“Immigrant Song" by Zulaika. I admit that a chiptune cover of a song I love is more likely to draw my attention than an original title I don’t recognize, and this Led Zeppelin cover is executed in pretty convincing NES style, save some impossible-sounding chords.
As teased earlier this week, the otaku who married Nene Anegasaki, one of three digital girls in Konami’s import dating simulation game Love Plus, in Guam (a non-legally binding union, of course) held a wedding reception during tech expo Make: Tokyo Meeting 04 last night.
Though the event was heavily attended by the press, the bride’s parents, presumably upset that their young daughter eloped with the eccentric suitor, boycotted the reception and refused to give the newlyweds their blessing.

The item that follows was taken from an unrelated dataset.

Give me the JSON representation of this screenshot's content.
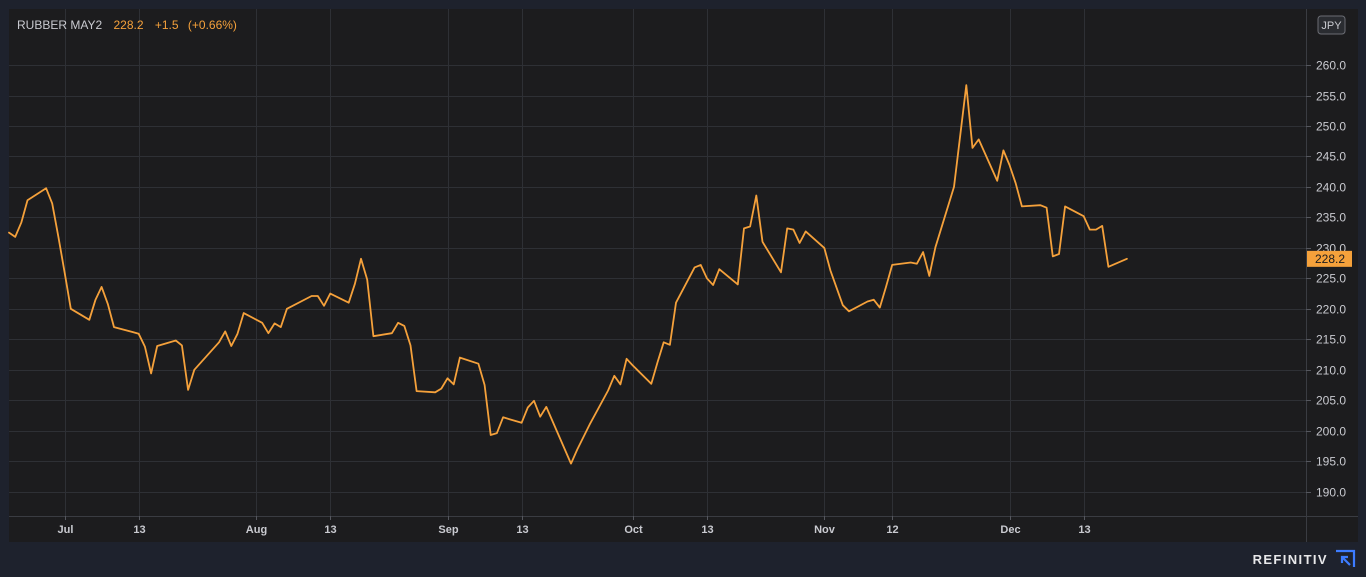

In this low-quality video from the party, you can see a portion of the slideshow sharing photos from the couple’s dates, vacation, and wedding (not shown: romantic shots of the husband riding a carousel while holding onto his DS), followed by the virtual bride and real-life groom walking out as Pachelbel’s Canon plays:
“You will see more games from us on the Nintendo DSi soon – beginning with Art Style: Digidrive which is already out in Europe (but is called Intersect there). There are more games in the pipe.”—
Q-Games’s Dylan Cuthbert confirming to Finalboss that the company did in fact return to develop the DSi version of its bit.Generations game Digidrive. I was wondering!
On that note, Skip ltd./Art Style fans should pick up this month’s issue of GamesTM (#89) for its four-page article on the DSiWare series. It includes an interview with several surprising revelations, like Skip once working on a Wii MotionPlus sports title! I wonder what came of that?
Atlus sent out a notice today to confirm our suspicions that the U.S. localization for Shiren the Wanderer (Wii) will not include the Nintendo WiFi Connection features that gamers enjoyed in Japan, likely due to the publisher’s inexperience with the system’s online infrastructure:
"Despite our best efforts, the North American version of Shiren will not include the Rescue, Versus, or Item Transfer online features. However, the downloadable dungeon content from the Japanese version will be included on the disc.
Without these subfeatures, Shiren is still a fantastic RPG, one we hope all gamers can experience and enjoy. Still, we understand that the absence of these features may influence some fans’ decision to purchase the game, which is why we are bringing this to their attention as soon as possible.”
So, if you had hopes of battling other wandering Shirens, trading pots, checking leaderboard scores, and rescuing fallen friends to earn rewards, you’ll need to put those aside. It’s unfortunate, but it’s a miracle that we’re getting an English version of the roguelike at all.